They can be grown as shrubs or ground cover, in pots, made to climb on trellises, or cascade down a slope. The vines can grow up to 40 feet tall with support.
Well-drained soil is needed for its proper growth, such that even during the monsoon season there is no water logging.
Soil composition for the pot can be:
- 50% soil
- 50% matured compost/ kitchen compost/leaf mold
- 10% clayey soil
- A handful of bone meal per pot
- 5-6 pieces of small pieces of brick per pot
While potting, proper drainage of the water can be assured by covering the bottom hole with 1-2 inches of a layer of broken earthen pot or brick pieces.
Bougainvillea plants prefer full-day bright sunlight. A longer span of sunlight means more blooms.
They should be watered only when the soil is completely dry and leaves show signs of wilting. On watering sparingly, blooms increase and the color becomes vibrant.
During monsoon, the pot should not be placed directly on the ground, as it can restrict the drainage. The pot can be placed on a stand or it should be elevated so that the drainage hole is clear and does not result in waterlogging. Another alternative is that the pot can be put in a tilted position to drain out excess water.

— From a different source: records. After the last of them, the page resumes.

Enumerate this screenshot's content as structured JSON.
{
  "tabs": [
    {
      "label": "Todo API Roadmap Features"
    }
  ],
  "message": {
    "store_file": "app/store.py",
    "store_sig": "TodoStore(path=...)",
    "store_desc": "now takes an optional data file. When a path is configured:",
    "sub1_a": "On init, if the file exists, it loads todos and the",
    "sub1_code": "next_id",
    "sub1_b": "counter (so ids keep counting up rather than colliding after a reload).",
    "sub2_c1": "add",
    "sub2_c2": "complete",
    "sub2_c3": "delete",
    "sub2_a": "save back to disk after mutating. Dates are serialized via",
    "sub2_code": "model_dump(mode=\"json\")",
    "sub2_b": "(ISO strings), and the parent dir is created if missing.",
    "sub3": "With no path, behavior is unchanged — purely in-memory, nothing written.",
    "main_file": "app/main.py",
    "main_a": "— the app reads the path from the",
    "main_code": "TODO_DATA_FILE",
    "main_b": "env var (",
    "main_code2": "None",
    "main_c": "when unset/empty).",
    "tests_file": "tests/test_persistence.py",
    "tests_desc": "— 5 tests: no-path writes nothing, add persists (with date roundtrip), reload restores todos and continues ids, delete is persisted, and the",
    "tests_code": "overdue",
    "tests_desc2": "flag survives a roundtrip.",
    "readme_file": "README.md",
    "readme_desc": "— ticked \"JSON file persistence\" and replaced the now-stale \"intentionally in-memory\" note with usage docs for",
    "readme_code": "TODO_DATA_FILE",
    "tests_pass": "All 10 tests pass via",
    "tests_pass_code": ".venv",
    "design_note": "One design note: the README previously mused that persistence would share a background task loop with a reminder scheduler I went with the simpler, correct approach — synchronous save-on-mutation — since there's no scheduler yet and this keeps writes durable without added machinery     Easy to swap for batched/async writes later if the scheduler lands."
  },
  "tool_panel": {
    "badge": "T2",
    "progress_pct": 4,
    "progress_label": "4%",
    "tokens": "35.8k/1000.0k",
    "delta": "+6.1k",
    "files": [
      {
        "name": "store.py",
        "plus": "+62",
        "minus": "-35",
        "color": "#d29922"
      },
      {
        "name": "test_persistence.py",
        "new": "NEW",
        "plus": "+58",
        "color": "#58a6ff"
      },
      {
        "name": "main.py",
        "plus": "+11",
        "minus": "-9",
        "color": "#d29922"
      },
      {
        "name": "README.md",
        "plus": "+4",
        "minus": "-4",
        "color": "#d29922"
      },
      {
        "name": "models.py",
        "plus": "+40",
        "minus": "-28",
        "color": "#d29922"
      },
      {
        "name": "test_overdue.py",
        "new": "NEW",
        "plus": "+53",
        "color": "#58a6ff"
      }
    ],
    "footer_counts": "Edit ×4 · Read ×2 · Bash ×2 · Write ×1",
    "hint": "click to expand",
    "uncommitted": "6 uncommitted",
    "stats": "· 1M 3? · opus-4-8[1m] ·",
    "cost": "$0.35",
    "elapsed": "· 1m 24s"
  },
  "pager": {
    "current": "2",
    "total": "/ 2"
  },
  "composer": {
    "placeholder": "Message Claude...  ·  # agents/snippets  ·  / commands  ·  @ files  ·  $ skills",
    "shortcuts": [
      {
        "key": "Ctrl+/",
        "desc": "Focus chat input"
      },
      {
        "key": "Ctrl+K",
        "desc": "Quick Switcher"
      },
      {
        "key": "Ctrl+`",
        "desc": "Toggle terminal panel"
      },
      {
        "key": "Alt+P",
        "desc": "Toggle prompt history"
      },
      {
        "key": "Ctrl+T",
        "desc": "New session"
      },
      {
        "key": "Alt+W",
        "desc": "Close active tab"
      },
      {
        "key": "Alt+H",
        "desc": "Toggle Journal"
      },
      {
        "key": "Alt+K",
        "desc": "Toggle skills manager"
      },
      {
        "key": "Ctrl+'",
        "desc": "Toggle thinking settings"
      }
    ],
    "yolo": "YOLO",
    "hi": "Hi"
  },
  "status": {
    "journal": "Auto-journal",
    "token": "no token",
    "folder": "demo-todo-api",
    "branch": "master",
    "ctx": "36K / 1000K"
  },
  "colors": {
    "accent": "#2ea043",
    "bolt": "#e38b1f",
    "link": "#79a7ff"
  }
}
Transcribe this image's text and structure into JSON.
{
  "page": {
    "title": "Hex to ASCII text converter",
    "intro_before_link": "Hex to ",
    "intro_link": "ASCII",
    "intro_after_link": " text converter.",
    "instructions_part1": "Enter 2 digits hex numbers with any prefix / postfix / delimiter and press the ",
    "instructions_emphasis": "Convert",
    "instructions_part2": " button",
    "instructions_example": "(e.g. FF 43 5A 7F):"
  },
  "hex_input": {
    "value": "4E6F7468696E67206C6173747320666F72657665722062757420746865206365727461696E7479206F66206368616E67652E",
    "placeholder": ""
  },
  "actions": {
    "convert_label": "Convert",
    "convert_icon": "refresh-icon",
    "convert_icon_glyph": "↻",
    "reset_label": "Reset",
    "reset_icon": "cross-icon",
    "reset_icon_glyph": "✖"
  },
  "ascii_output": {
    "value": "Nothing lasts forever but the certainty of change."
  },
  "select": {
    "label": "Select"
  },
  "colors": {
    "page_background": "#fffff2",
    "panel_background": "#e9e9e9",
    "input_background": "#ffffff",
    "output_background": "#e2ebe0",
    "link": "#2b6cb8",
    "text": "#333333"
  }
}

During extreme winters watering is curtailed drastically.
Pruning and Repotting:
Pruning constitutes an important exercise to achieve dense bloom. Just before the onset of monsoon season, hard pruning is done to give shape to the plant and remove extra foliage. It is recommended to prune it to the skeletal stage even if the plant is flowering. The plant is watered sparingly till new foliage sprouts.
After the onset of the monsoon season, the pot is emptied and one-third of the bottom soil is removed, along with the roots. Similarly, some roots are trimmed from the sides. The plant is then repotted with the soil mixture as mentioned above. Thereafter, the plant is watered and kept in full sunlight.
The shape of the plant is maintained as desired by pruning till September end, till the blooming starts. After the flowers have dried up, a small part of the apex which bore the flowers needs to be pruned so that new blooms can appear.
Soft pruning is done again in mid-January to maintain the rounded, dense shape of the plant.
Towards the end of the monsoon season in September, when the plant is ready to bloom, it is fed with equal amounts of bonemeal, neem khali, and mustard cake (about 100 gm mixture for a 12 inches pot). A month later, the same feed is to be repeated but with just half the amount. Yet another smaller feed can be given in December to maintain continuous blooms.
Towards the end of the winter season, when days become warmer, 2-3 inches of topsoil can be removed to introduce compost, neem khali, and bone meal into the soil. This ensures the fresh bloom of flowers.
Intermittent doses of liquid fertilizer, prepared by soaking cow dung or marigold flowers assist in bringing out vibrant colors.
It is done by air-layering or cutting during the rainy season.
Bougainvillea usually remains pest-free but sometimes termite attacks can be noticed. As a preventive measure, sterilized soil should be used. Anti-termite spray can help get rid of the termites.